#### [Directions]
From the entries below, copy out every line with "Styczeń" in it.

#### [Records for the exercise]
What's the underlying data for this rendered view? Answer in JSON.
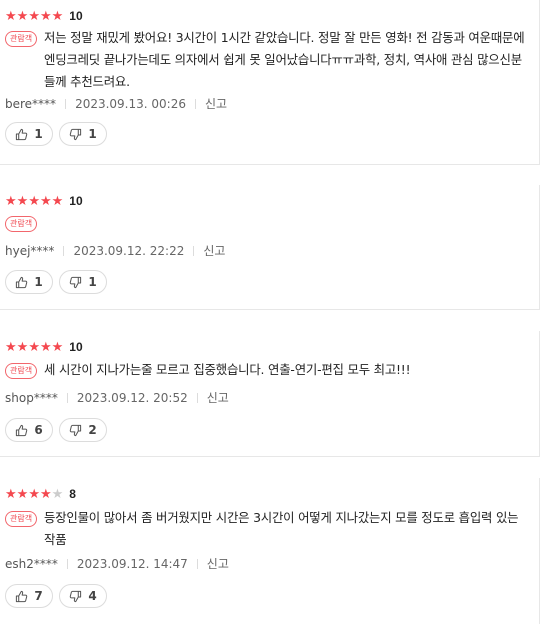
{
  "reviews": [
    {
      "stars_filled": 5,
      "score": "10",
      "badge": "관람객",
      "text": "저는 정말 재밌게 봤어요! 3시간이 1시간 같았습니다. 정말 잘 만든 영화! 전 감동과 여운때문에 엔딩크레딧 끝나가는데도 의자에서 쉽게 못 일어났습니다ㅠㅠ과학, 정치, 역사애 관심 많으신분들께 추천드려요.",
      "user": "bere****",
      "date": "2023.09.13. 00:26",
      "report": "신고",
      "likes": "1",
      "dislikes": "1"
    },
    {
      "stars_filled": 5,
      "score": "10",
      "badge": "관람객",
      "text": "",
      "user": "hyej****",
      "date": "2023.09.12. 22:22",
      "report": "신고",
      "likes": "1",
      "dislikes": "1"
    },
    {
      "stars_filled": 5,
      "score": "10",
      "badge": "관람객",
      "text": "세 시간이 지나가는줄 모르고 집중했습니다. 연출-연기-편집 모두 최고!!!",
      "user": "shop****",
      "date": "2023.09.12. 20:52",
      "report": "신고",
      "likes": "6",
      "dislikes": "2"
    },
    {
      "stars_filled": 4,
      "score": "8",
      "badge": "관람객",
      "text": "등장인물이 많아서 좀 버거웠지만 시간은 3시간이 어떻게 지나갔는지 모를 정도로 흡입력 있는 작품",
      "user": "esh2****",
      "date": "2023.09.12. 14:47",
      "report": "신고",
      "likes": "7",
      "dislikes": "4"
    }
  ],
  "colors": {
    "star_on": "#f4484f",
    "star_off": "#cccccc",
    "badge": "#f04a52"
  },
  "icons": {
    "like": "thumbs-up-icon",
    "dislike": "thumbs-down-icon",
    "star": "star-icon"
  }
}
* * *
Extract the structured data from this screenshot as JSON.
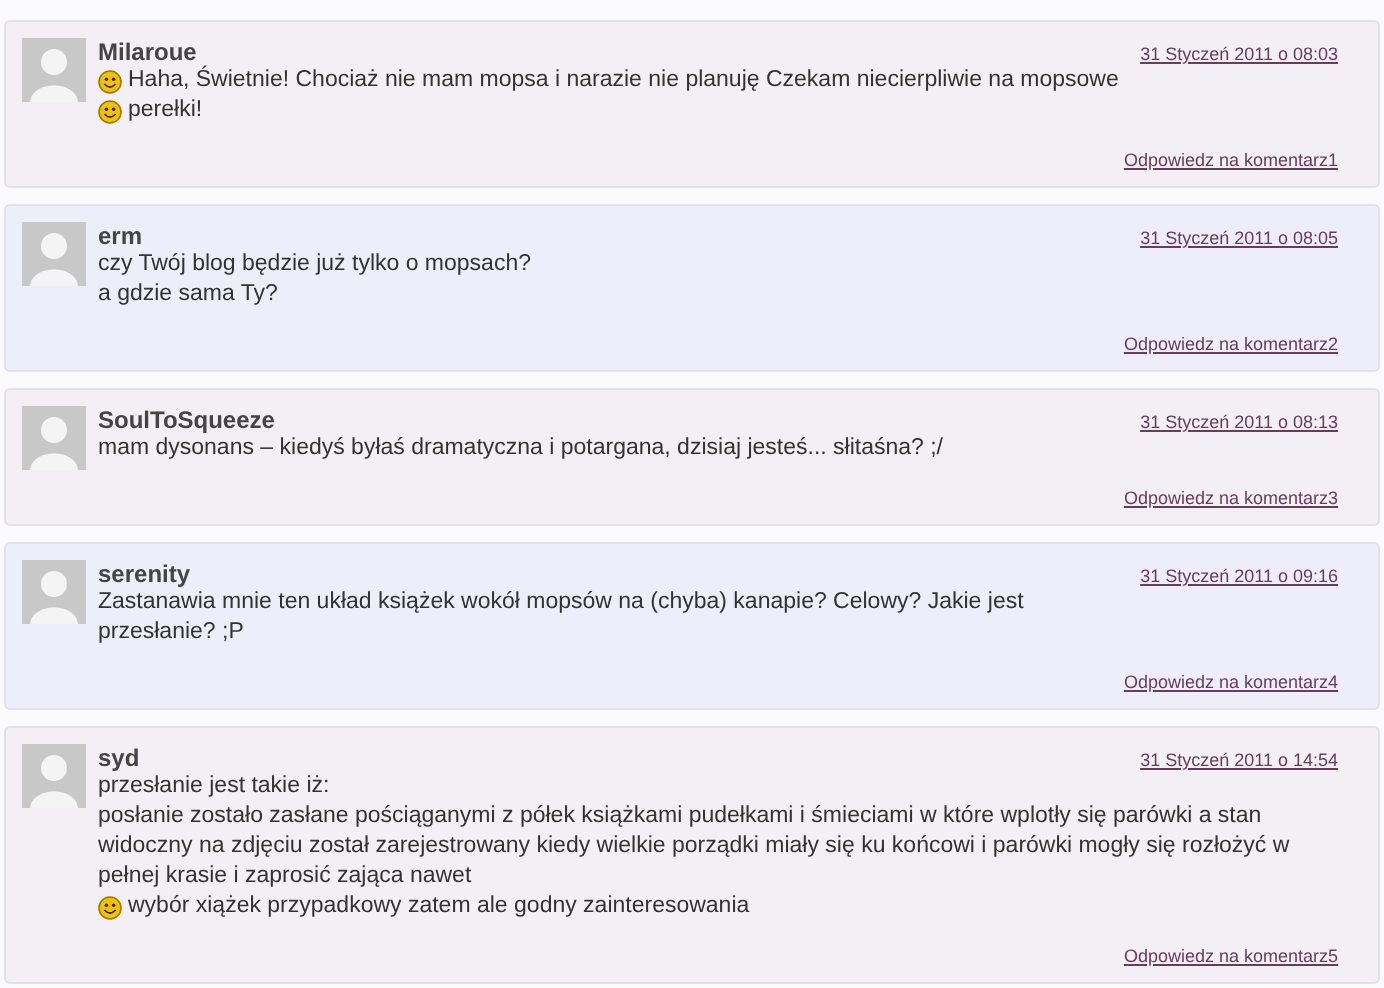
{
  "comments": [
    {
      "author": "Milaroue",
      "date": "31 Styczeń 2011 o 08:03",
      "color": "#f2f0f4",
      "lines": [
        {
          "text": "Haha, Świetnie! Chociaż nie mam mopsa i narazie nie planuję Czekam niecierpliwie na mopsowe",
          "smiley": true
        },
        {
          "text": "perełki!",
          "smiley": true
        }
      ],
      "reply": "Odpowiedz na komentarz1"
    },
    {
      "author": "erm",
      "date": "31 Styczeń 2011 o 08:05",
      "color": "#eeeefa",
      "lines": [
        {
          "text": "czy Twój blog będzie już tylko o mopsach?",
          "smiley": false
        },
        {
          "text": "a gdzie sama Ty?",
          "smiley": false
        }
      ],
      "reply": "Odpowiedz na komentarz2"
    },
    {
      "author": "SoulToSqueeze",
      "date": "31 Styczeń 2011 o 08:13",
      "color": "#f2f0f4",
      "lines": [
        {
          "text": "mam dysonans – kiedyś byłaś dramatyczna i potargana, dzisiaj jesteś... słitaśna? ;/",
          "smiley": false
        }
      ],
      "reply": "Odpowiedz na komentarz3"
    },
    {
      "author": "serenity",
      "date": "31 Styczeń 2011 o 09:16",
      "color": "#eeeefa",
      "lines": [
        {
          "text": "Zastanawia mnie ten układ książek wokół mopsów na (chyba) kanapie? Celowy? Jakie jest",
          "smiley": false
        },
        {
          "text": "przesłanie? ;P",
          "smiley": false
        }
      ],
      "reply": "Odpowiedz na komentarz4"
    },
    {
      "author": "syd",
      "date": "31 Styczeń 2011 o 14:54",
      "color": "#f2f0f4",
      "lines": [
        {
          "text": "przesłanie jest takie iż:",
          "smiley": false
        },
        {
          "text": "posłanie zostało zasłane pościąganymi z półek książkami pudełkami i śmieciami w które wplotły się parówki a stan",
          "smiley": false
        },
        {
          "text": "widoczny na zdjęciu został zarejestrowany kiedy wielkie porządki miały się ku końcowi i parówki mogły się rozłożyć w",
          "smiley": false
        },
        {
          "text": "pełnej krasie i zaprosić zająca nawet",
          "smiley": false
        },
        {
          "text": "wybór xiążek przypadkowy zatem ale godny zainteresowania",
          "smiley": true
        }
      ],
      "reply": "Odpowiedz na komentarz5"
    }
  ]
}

#### [Task output]
      "date": "31 Styczeń 2011 o 08:03",
      "date": "31 Styczeń 2011 o 08:05",
      "date": "31 Styczeń 2011 o 08:13",
      "date": "31 Styczeń 2011 o 09:16",
      "date": "31 Styczeń 2011 o 14:54",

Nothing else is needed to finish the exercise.